_Task to carry out_: From the material below, copy out each line with the word "JSON" in it.
Provided records section start
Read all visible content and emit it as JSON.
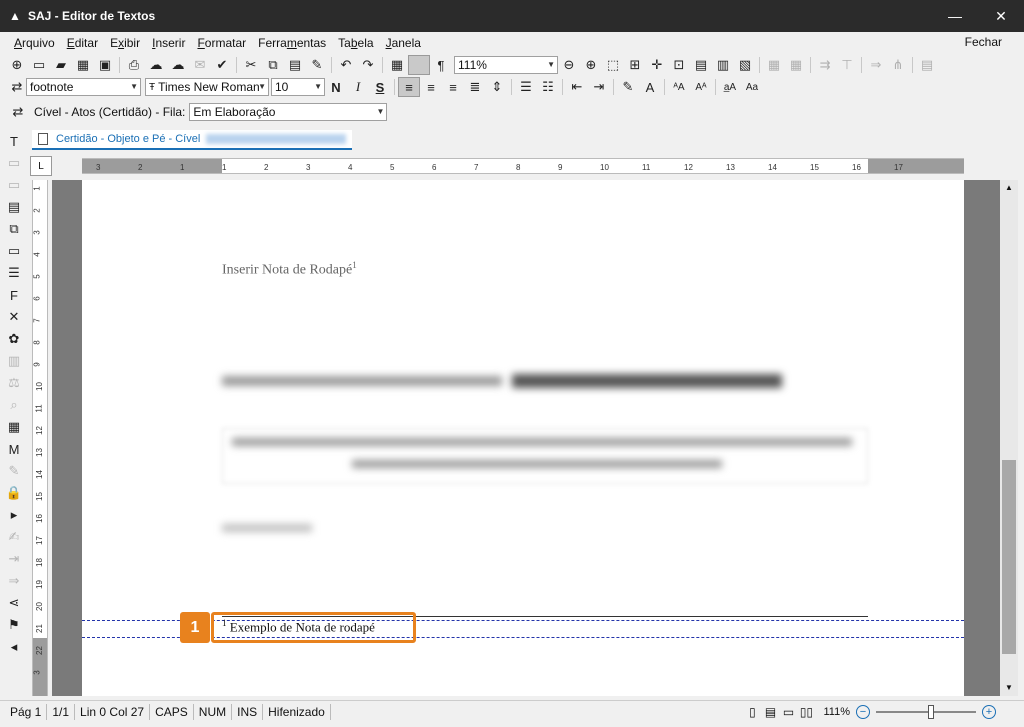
{
  "window": {
    "title": "SAJ - Editor de Textos",
    "minimize_icon": "minimize-icon",
    "close_icon": "close-icon"
  },
  "menu": {
    "items": [
      {
        "label": "Arquivo",
        "u": "A"
      },
      {
        "label": "Editar",
        "u": "E"
      },
      {
        "label": "Exibir",
        "u": "x"
      },
      {
        "label": "Inserir",
        "u": "I"
      },
      {
        "label": "Formatar",
        "u": "F"
      },
      {
        "label": "Ferramentas",
        "u": "m"
      },
      {
        "label": "Tabela",
        "u": "b"
      },
      {
        "label": "Janela",
        "u": "J"
      }
    ],
    "close_doc": "Fechar"
  },
  "toolbar_format": {
    "style_value": "footnote",
    "font_value": "Times New Roman",
    "size_value": "10",
    "bold": "N",
    "italic": "I",
    "strike": "S",
    "zoom_value": "111%"
  },
  "toolbar_queue": {
    "label": "Cível - Atos (Certidão) - Fila:",
    "queue_value": "Em Elaboração"
  },
  "doc_tab": {
    "label": "Certidão - Objeto e Pé - Cível"
  },
  "document": {
    "heading": "Inserir Nota de Rodapé",
    "heading_sup": "1",
    "footnote_sup": "1",
    "footnote_text": "Exemplo de Nota de rodapé",
    "callout_number": "1"
  },
  "ruler": {
    "h_ticks": [
      "3",
      "2",
      "1",
      "1",
      "2",
      "3",
      "4",
      "5",
      "6",
      "7",
      "8",
      "9",
      "10",
      "11",
      "12",
      "13",
      "14",
      "15",
      "16",
      "17"
    ],
    "v_ticks": [
      "1",
      "2",
      "3",
      "4",
      "5",
      "6",
      "7",
      "8",
      "9",
      "10",
      "11",
      "12",
      "13",
      "14",
      "15",
      "16",
      "17",
      "18",
      "19",
      "20",
      "21",
      "22",
      "3"
    ]
  },
  "statusbar": {
    "page": "Pág 1",
    "pages": "1/1",
    "position": "Lin 0  Col 27",
    "caps": "CAPS",
    "num": "NUM",
    "ins": "INS",
    "hyphen": "Hifenizado",
    "zoom": "111%",
    "zoom_level": 0.55
  },
  "colors": {
    "accent": "#e8821e",
    "tab_blue": "#1a6fb5"
  }
}
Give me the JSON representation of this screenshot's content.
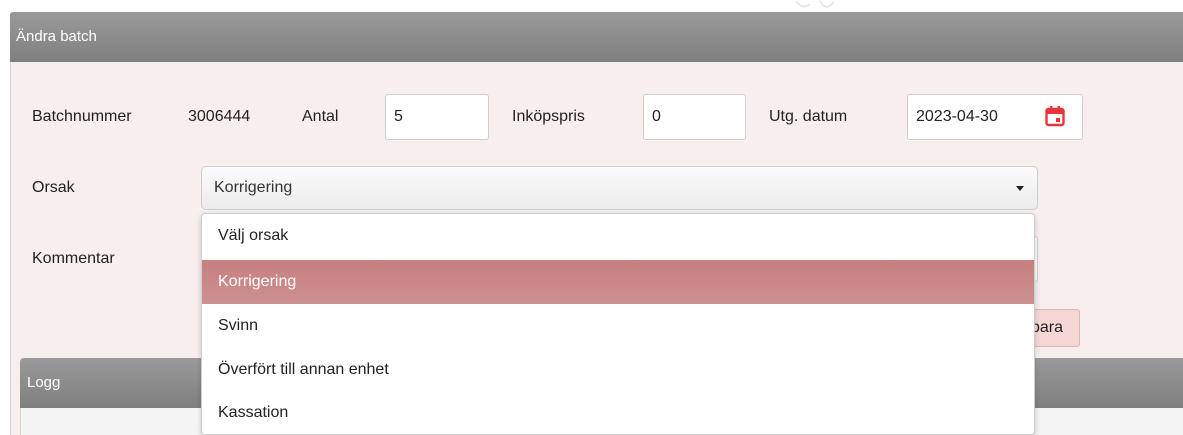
{
  "panel": {
    "title": "Ändra batch"
  },
  "form": {
    "batchnummer_label": "Batchnummer",
    "batchnummer_value": "3006444",
    "antal_label": "Antal",
    "antal_value": "5",
    "inkopspris_label": "Inköpspris",
    "inkopspris_value": "0",
    "utg_datum_label": "Utg. datum",
    "utg_datum_value": "2023-04-30",
    "orsak_label": "Orsak",
    "orsak_selected": "Korrigering",
    "kommentar_label": "Kommentar",
    "save_button_label": "Spara"
  },
  "dropdown": {
    "options": [
      {
        "label": "Välj orsak"
      },
      {
        "label": "Korrigering"
      },
      {
        "label": "Svinn"
      },
      {
        "label": "Överfört till annan enhet"
      },
      {
        "label": "Kassation"
      }
    ],
    "selected_index": 1
  },
  "log": {
    "title": "Logg"
  },
  "colors": {
    "header_bg": "#8c8c8c",
    "body_bg": "#f7eeed",
    "selected_option": "#c98586",
    "calendar_icon": "#e8343a",
    "save_button_bg": "#f5d7d5"
  },
  "icons": {
    "date_picker": "calendar-icon",
    "select_caret": "caret-down-icon"
  }
}
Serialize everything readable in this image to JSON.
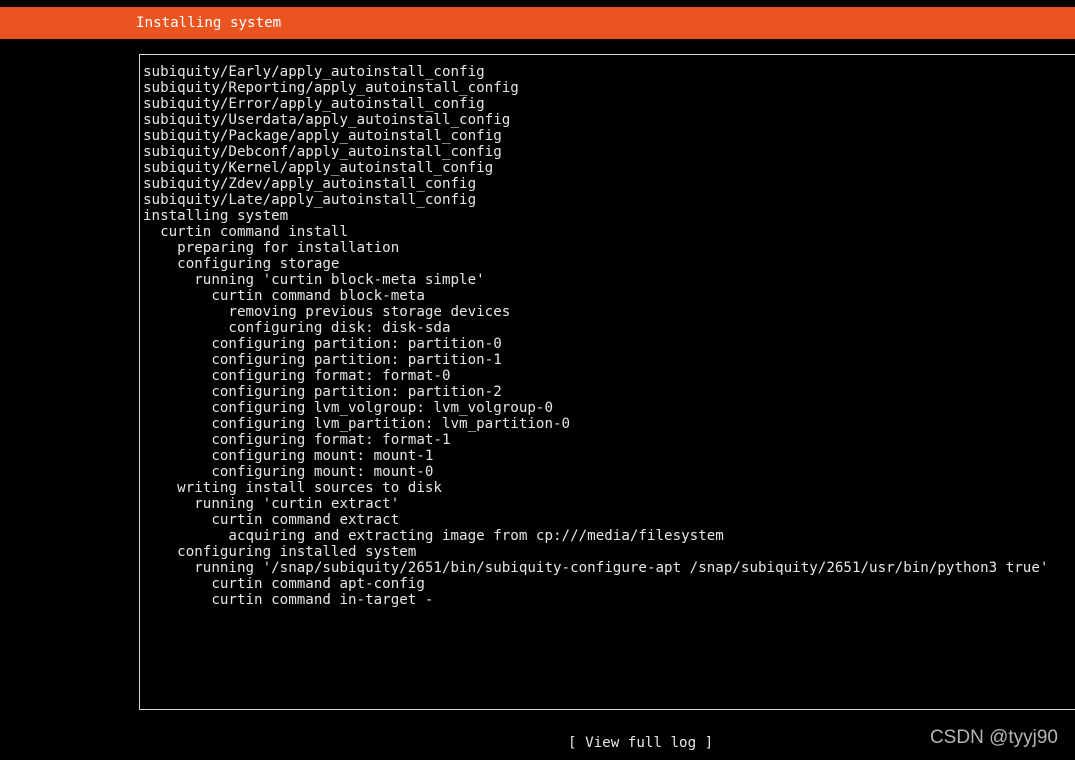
{
  "header": {
    "title": "Installing system"
  },
  "log": {
    "lines": [
      "subiquity/Early/apply_autoinstall_config",
      "subiquity/Reporting/apply_autoinstall_config",
      "subiquity/Error/apply_autoinstall_config",
      "subiquity/Userdata/apply_autoinstall_config",
      "subiquity/Package/apply_autoinstall_config",
      "subiquity/Debconf/apply_autoinstall_config",
      "subiquity/Kernel/apply_autoinstall_config",
      "subiquity/Zdev/apply_autoinstall_config",
      "subiquity/Late/apply_autoinstall_config",
      "installing system",
      "  curtin command install",
      "    preparing for installation",
      "    configuring storage",
      "      running 'curtin block-meta simple'",
      "        curtin command block-meta",
      "          removing previous storage devices",
      "          configuring disk: disk-sda",
      "        configuring partition: partition-0",
      "        configuring partition: partition-1",
      "        configuring format: format-0",
      "        configuring partition: partition-2",
      "        configuring lvm_volgroup: lvm_volgroup-0",
      "        configuring lvm_partition: lvm_partition-0",
      "        configuring format: format-1",
      "        configuring mount: mount-1",
      "        configuring mount: mount-0",
      "    writing install sources to disk",
      "      running 'curtin extract'",
      "        curtin command extract",
      "          acquiring and extracting image from cp:///media/filesystem",
      "    configuring installed system",
      "      running '/snap/subiquity/2651/bin/subiquity-configure-apt /snap/subiquity/2651/usr/bin/python3 true'",
      "        curtin command apt-config",
      "        curtin command in-target -"
    ]
  },
  "footer": {
    "view_log_label": "[ View full log ]"
  },
  "watermark": {
    "text": "CSDN @tyyj90"
  },
  "colors": {
    "header_bar": "#e95420",
    "background": "#000000",
    "text": "#e6e6e6"
  }
}
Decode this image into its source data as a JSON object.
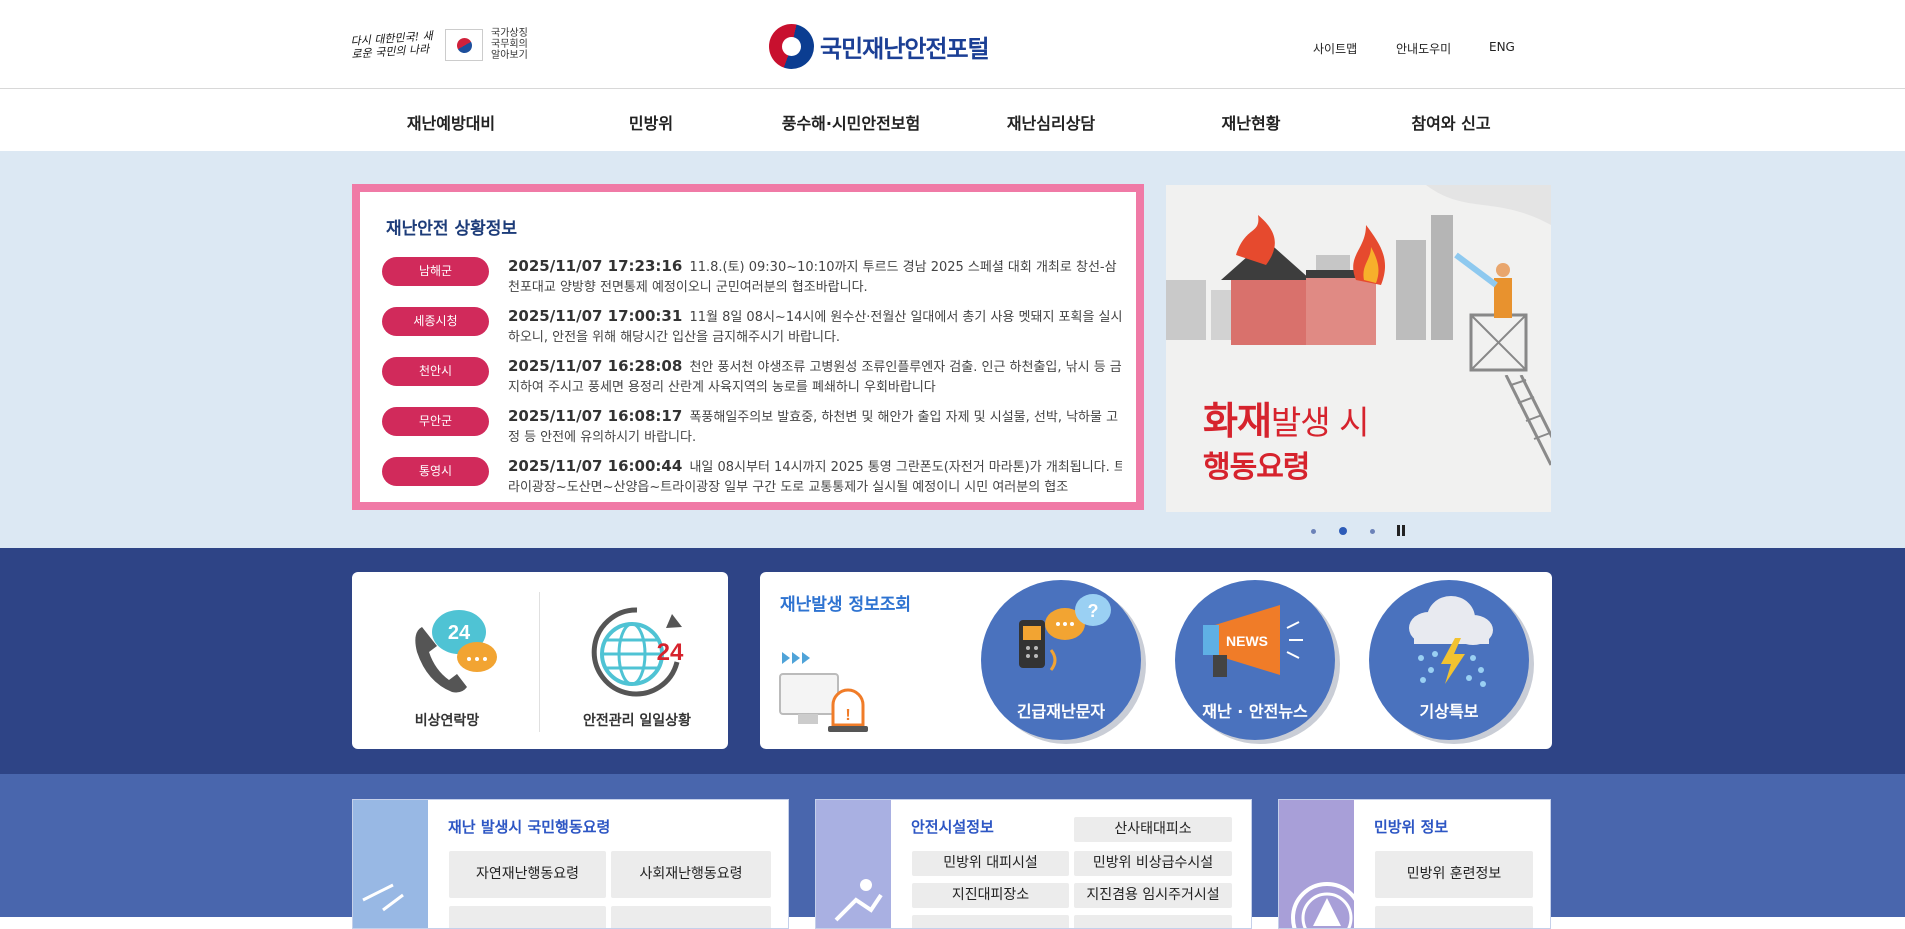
{
  "header": {
    "slogan": "다시 대한민국! 새로운 국민의 나라",
    "gov_link": [
      "국가상징",
      "국무회의",
      "알아보기"
    ],
    "site_title": "국민재난안전포털",
    "util_links": [
      "사이트맵",
      "안내도우미",
      "ENG"
    ]
  },
  "gnb": [
    "재난예방대비",
    "민방위",
    "풍수해·시민안전보험",
    "재난심리상담",
    "재난현황",
    "참여와 신고"
  ],
  "situation": {
    "title": "재난안전 상황정보",
    "items": [
      {
        "region": "남해군",
        "time": "2025/11/07 17:23:16",
        "text": "11.8.(토) 09:30~10:10까지 투르드 경남 2025 스페셜 대회 개최로 창선-삼천포대교 양방향 전면통제 예정이오니 군민여러분의 협조바랍니다."
      },
      {
        "region": "세종시청",
        "time": "2025/11/07 17:00:31",
        "text": "11월 8일 08시~14시에 원수산·전월산 일대에서 총기 사용 멧돼지 포획을 실시하오니, 안전을 위해 해당시간 입산을 금지해주시기 바랍니다."
      },
      {
        "region": "천안시",
        "time": "2025/11/07 16:28:08",
        "text": "천안 풍서천 야생조류 고병원성 조류인플루엔자 검출. 인근 하천출입, 낚시 등 금지하여 주시고 풍세면 용정리 산란계 사육지역의 농로를 폐쇄하니 우회바랍니다"
      },
      {
        "region": "무안군",
        "time": "2025/11/07 16:08:17",
        "text": "폭풍해일주의보 발효중, 하천변 및 해안가 출입 자제 및 시설물, 선박, 낙하물 고정 등 안전에 유의하시기 바랍니다."
      },
      {
        "region": "통영시",
        "time": "2025/11/07 16:00:44",
        "text": "내일 08시부터 14시까지 2025 통영 그란폰도(자전거 마라톤)가 개최됩니다. 트라이광장~도산면~산양읍~트라이광장 일부 구간 도로 교통통제가 실시될 예정이니 시민 여러분의 협조"
      }
    ]
  },
  "banner": {
    "line1_big": "화재",
    "line1_rest": "발생 시",
    "line2": "행동요령"
  },
  "quick": {
    "left": [
      "비상연락망",
      "안전관리 일일상황"
    ],
    "info_title": "재난발생 정보조회",
    "circles": [
      "긴급재난문자",
      "재난 · 안전뉴스",
      "기상특보"
    ]
  },
  "cards": [
    {
      "title": "재난 발생시 국민행동요령",
      "items": [
        "자연재난행동요령",
        "사회재난행동요령"
      ]
    },
    {
      "title": "안전시설정보",
      "items": [
        "산사태대피소",
        "민방위 대피시설",
        "민방위 비상급수시설",
        "지진대피장소",
        "지진겸용 임시주거시설"
      ]
    },
    {
      "title": "민방위 정보",
      "items": [
        "민방위 훈련정보"
      ]
    }
  ],
  "colors": {
    "primary": "#1b3f95",
    "alert_pink": "#f07aa6",
    "badge": "#d12a5b",
    "band": "#2e4486",
    "lower": "#4966ad"
  }
}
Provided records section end
_Written reply_:
Read all visible content and emit it as JSON.
Give me the JSON representation of this screenshot's content.
Serialize everything readable in this image to JSON.
Decode this image into its source data as a JSON object.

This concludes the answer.